DPI spokesman Patrick Gasper defended the program, which is funded through the federal Individuals with Disabilities Education Act program, commonly known as IDEA.
“The CREATE Wisconsin initiative aims at reducing disproportionality in special education programs, increasing achievement for all students, and closing gaps which are serious issues facing Wisconsin schools,” Gasper wrote in an email to Wisconsin Reporter. He went on to quote from the initiative’s web page.
“CREATE begins with one question: Why? Why don’t students from diverse backgrounds achieve at the same level as their peers?
“Why are students from diverse backgrounds enrolled in special education more often than their peers?
“To answer these questions, CREATE mobilizes educators to reflect on their educational practices. The objective is to identify strategies that contribute to eliminating the achievement gap and utilize those approaches through professional development, training and technical assistance.”
The achievement gap among minority students and white students is very real and very pronounced, particularly in Wisconsin’s urban schools.
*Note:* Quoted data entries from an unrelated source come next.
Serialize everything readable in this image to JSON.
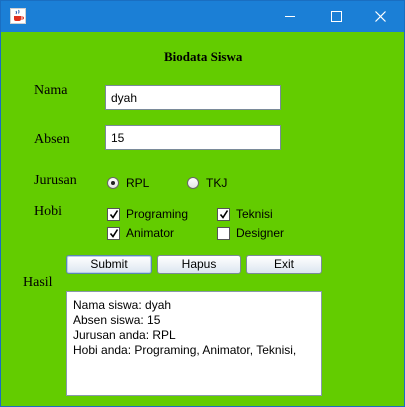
{
  "window": {
    "icon": "java-cup-icon",
    "controls": [
      "minimize-icon",
      "maximize-icon",
      "close-icon"
    ],
    "titlebar_color": "#1b7fd6",
    "background_color": "#63cc00"
  },
  "form": {
    "heading": "Biodata Siswa",
    "nama": {
      "label": "Nama",
      "value": "dyah"
    },
    "absen": {
      "label": "Absen",
      "value": "15"
    },
    "jurusan": {
      "label": "Jurusan",
      "options": [
        {
          "label": "RPL",
          "selected": true
        },
        {
          "label": "TKJ",
          "selected": false
        }
      ]
    },
    "hobi": {
      "label": "Hobi",
      "options": [
        {
          "label": "Programing",
          "checked": true
        },
        {
          "label": "Teknisi",
          "checked": true
        },
        {
          "label": "Animator",
          "checked": true
        },
        {
          "label": "Designer",
          "checked": false
        }
      ]
    },
    "buttons": {
      "submit": "Submit",
      "hapus": "Hapus",
      "exit": "Exit"
    },
    "hasil": {
      "label": "Hasil",
      "lines": [
        "Nama siswa: dyah",
        "Absen siswa: 15",
        "Jurusan anda: RPL",
        "Hobi anda: Programing, Animator, Teknisi,"
      ]
    }
  }
}
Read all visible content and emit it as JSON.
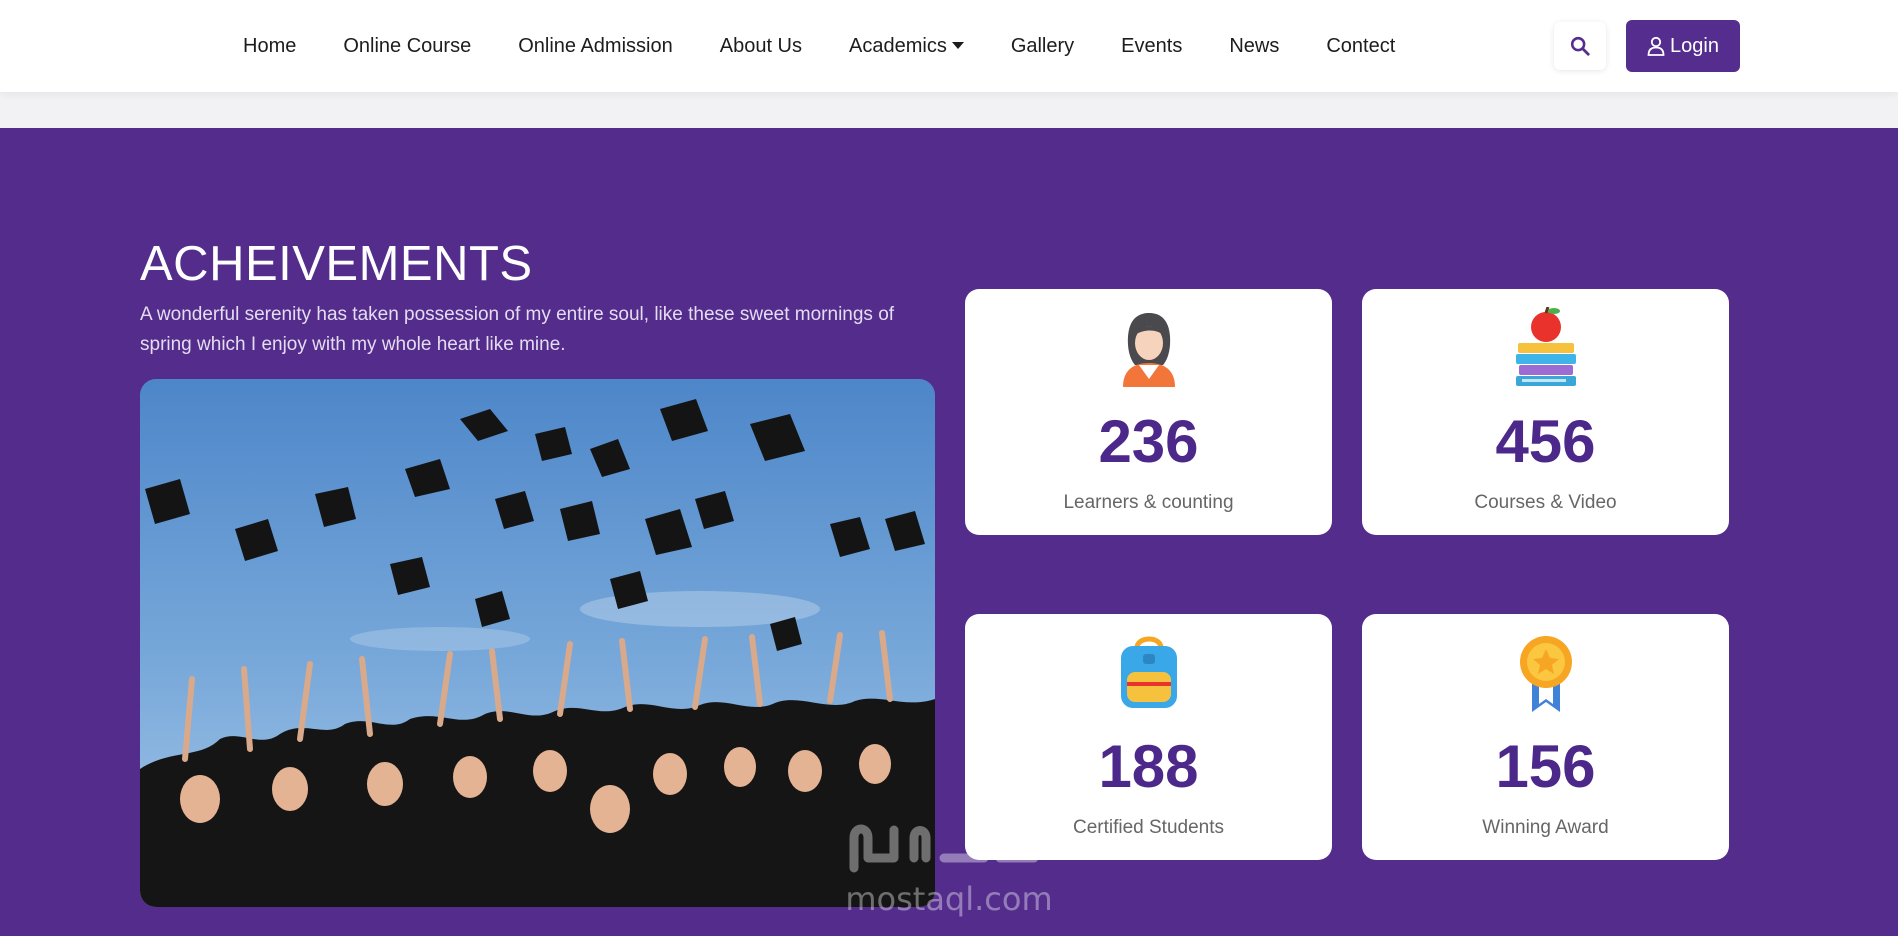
{
  "nav": {
    "links": [
      "Home",
      "Online Course",
      "Online Admission",
      "About Us",
      "Academics",
      "Gallery",
      "Events",
      "News",
      "Contect"
    ],
    "login_label": "Login"
  },
  "achievements": {
    "title": "ACHEIVEMENTS",
    "description": "A wonderful serenity has taken possession of my entire soul, like these sweet mornings of spring which I enjoy with my whole heart like mine.",
    "stats": [
      {
        "number": "236",
        "label": "Learners & counting",
        "icon": "learner-icon"
      },
      {
        "number": "456",
        "label": "Courses & Video",
        "icon": "books-apple-icon"
      },
      {
        "number": "188",
        "label": "Certified Students",
        "icon": "backpack-icon"
      },
      {
        "number": "156",
        "label": "Winning Award",
        "icon": "medal-icon"
      }
    ]
  },
  "watermark": {
    "text": "mostaql.com"
  },
  "colors": {
    "primary": "#532c8c",
    "accent_text": "#4b2889",
    "nav_bg": "#ffffff",
    "page_bg": "#f2f1f3"
  }
}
In Madison alone:
- 45 percent of 10th grade black males are proficient in reading, while 87 percent of white males are.
- The graduation rate for black males is only 52 percent, while the rate for white males is 88 percent.
- Blacks comprise 24 percent of the student population but 29 percent of special education students. Native Americans comprise 1 percent of the student population but 20 percent of special education students, according to the EAG report
School officials from the Madison Metropolitan School District or Milwaukee Public Schools did not return Wisconsin Reporter’s calls seeking comment.
Gunn said EAG attempted to dig deeper into the CREATE Wisconsin initiative but stopped when DPI sent a statement noting the bill for the public records EAG requested would cost about $19,000.
EAG asserts CREATE goes well beyond the scope of bridging the achievement gap, deep into the realm of racial inequalities viewed through the prism of some of the more liberal thinkers in education.
“None of this is particularly surprising when you consider who’s influencing CREATE Wisconsin. One of the program’s main consultants is Glenn Singleton, founder of the Pacific Educational Group. That group’s mission is to “enlighten” the nation’s educators about how public schools promote “white culture” and “white privilege.” EAG wrote.
CREATE Wisconsin’s website engages in some weighty questions about U.S. history. Case in point, a Teacher Resource Article titled “Did the Indians really invite the Pilgrims to the First Thanksgiving?”
The answer, the article states, is less important than how the “stereotypes” of the story of the first Thanksgiving have pervaded the classroom unexamined.
“We believe that the concept of giving thanks or gratitude should be impressed upon children and that the Thanksgiving season is a good time to do that in the schools. But we also believe that the stereotypes of “Indians” that we often see in classrooms around the time of Thanksgiving only reinforce the simplistic and misleading images of Native People that non-Native children may already have,” the article notes.
“As for the last question, about the ‘First Thanksgiving':
“We feel that the term ‘First Thanksgiving’ is an extremely biased one. The ‘pot luck’ meal that is remembered today, whether it was truly a ‘thanksgiving’ or not, whether it really happened or not, may have been the first European ‘harvest home’ or fall festival on this continent. But for centuries — for thousands of years in fact — Indigenous communities here had been celebrating thanks many time a year for what Mother Earth gave them. They still do today.”
For the record, CREATE Wisconsin operates on about $890,000 in taxpayer funding per year, according to the EAG expose.
Contact Kittle at firstname.lastname@example.org